[Recorded data]
-*-*-

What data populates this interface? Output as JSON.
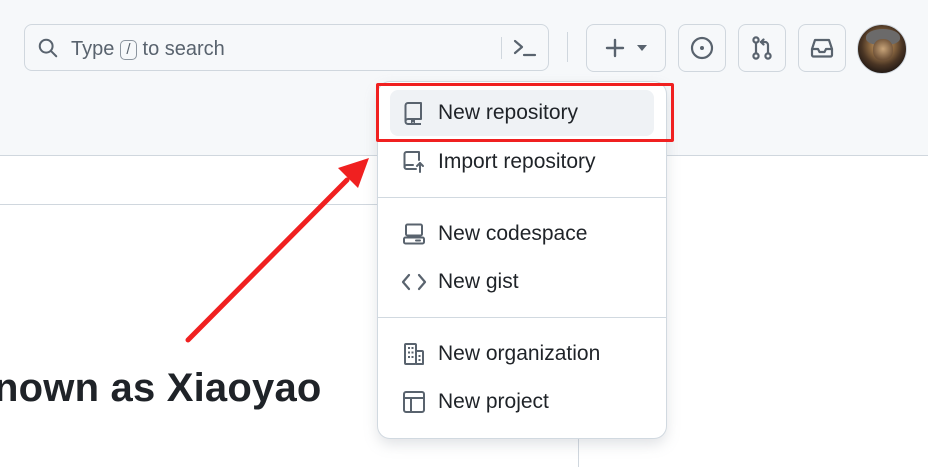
{
  "search": {
    "placeholder_prefix": "Type",
    "shortcut_key": "/",
    "placeholder_suffix": "to search"
  },
  "icons": {
    "search": "search-icon",
    "command_palette": "terminal-icon",
    "create_new": "plus-icon",
    "create_dropdown": "triangle-down-icon",
    "issues": "issue-opened-icon",
    "pull_requests": "git-pull-request-icon",
    "inbox": "inbox-icon"
  },
  "page": {
    "heading_fragment": "nown as Xiaoyao"
  },
  "create_menu": {
    "items": [
      {
        "label": "New repository",
        "icon": "repo-icon",
        "highlighted": true
      },
      {
        "label": "Import repository",
        "icon": "repo-push-icon"
      },
      {
        "label": "New codespace",
        "icon": "codespaces-icon"
      },
      {
        "label": "New gist",
        "icon": "code-icon"
      },
      {
        "label": "New organization",
        "icon": "organization-icon"
      },
      {
        "label": "New project",
        "icon": "table-icon"
      }
    ]
  },
  "colors": {
    "annotation_red": "#f02020",
    "header_bg": "#f6f8fa",
    "border": "#d0d7de",
    "text_primary": "#1f2328",
    "text_muted": "#59636e",
    "active_item_bg": "#eff2f5"
  }
}
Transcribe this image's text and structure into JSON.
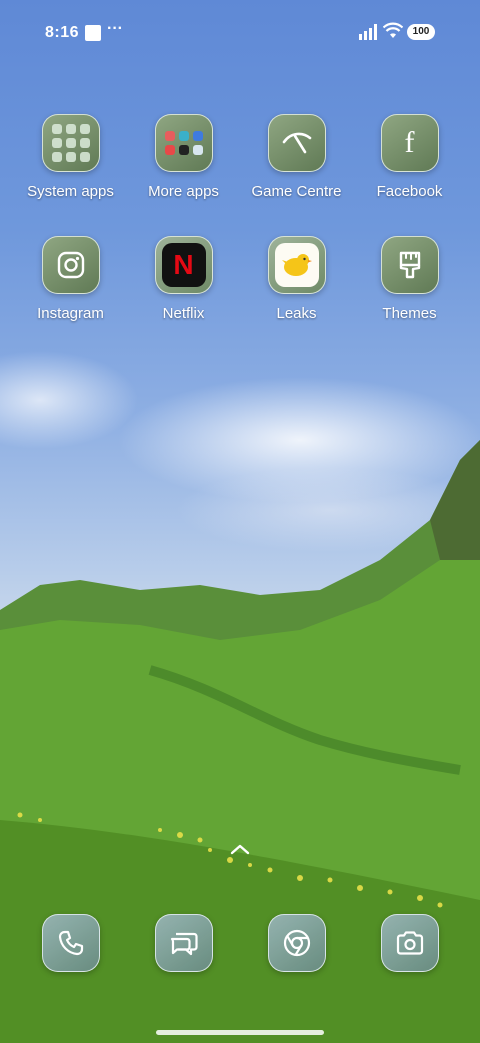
{
  "status_bar": {
    "time": "8:16",
    "extra_indicator": "···",
    "battery_level": "100"
  },
  "home_apps": [
    {
      "label": "System apps",
      "icon": "folder-icon"
    },
    {
      "label": "More apps",
      "icon": "folder-icon"
    },
    {
      "label": "Game Centre",
      "icon": "game-centre-icon"
    },
    {
      "label": "Facebook",
      "icon": "facebook-icon"
    },
    {
      "label": "Instagram",
      "icon": "instagram-icon"
    },
    {
      "label": "Netflix",
      "icon": "netflix-icon"
    },
    {
      "label": "Leaks",
      "icon": "leaks-bird-icon"
    },
    {
      "label": "Themes",
      "icon": "paintbrush-icon"
    }
  ],
  "netflix_letter": "N",
  "facebook_letter": "f",
  "dock": [
    {
      "name": "Phone",
      "icon": "phone-icon"
    },
    {
      "name": "Messages",
      "icon": "messages-icon"
    },
    {
      "name": "Browser",
      "icon": "chrome-icon"
    },
    {
      "name": "Camera",
      "icon": "camera-icon"
    }
  ],
  "colors": {
    "icon_tint": "#6d8762",
    "netflix_red": "#e50914",
    "leaks_yellow": "#f5c518"
  }
}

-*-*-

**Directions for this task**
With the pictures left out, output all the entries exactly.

**Result of this task**
What data populates this interface? Output as JSON.
{
  "search": {
    "placeholder_prefix": "Type",
    "shortcut_key": "/",
    "placeholder_suffix": "to search"
  },
  "icons": {
    "search": "search-icon",
    "command_palette": "terminal-icon",
    "create_new": "plus-icon",
    "create_dropdown": "triangle-down-icon",
    "issues": "issue-opened-icon",
    "pull_requests": "git-pull-request-icon",
    "inbox": "inbox-icon"
  },
  "page": {
    "heading_fragment": "nown as Xiaoyao"
  },
  "create_menu": {
    "items": [
      {
        "label": "New repository",
        "icon": "repo-icon",
        "highlighted": true
      },
      {
        "label": "Import repository",
        "icon": "repo-push-icon"
      },
      {
        "label": "New codespace",
        "icon": "codespaces-icon"
      },
      {
        "label": "New gist",
        "icon": "code-icon"
      },
      {
        "label": "New organization",
        "icon": "organization-icon"
      },
      {
        "label": "New project",
        "icon": "table-icon"
      }
    ]
  },
  "colors": {
    "annotation_red": "#f02020",
    "header_bg": "#f6f8fa",
    "border": "#d0d7de",
    "text_primary": "#1f2328",
    "text_muted": "#59636e",
    "active_item_bg": "#eff2f5"
  }
}
Transcribe this image's text and structure into JSON.
{
  "status_bar": {
    "time": "8:16",
    "extra_indicator": "···",
    "battery_level": "100"
  },
  "home_apps": [
    {
      "label": "System apps",
      "icon": "folder-icon"
    },
    {
      "label": "More apps",
      "icon": "folder-icon"
    },
    {
      "label": "Game Centre",
      "icon": "game-centre-icon"
    },
    {
      "label": "Facebook",
      "icon": "facebook-icon"
    },
    {
      "label": "Instagram",
      "icon": "instagram-icon"
    },
    {
      "label": "Netflix",
      "icon": "netflix-icon"
    },
    {
      "label": "Leaks",
      "icon": "leaks-bird-icon"
    },
    {
      "label": "Themes",
      "icon": "paintbrush-icon"
    }
  ],
  "netflix_letter": "N",
  "facebook_letter": "f",
  "dock": [
    {
      "name": "Phone",
      "icon": "phone-icon"
    },
    {
      "name": "Messages",
      "icon": "messages-icon"
    },
    {
      "name": "Browser",
      "icon": "chrome-icon"
    },
    {
      "name": "Camera",
      "icon": "camera-icon"
    }
  ],
  "colors": {
    "icon_tint": "#6d8762",
    "netflix_red": "#e50914",
    "leaks_yellow": "#f5c518"
  }
}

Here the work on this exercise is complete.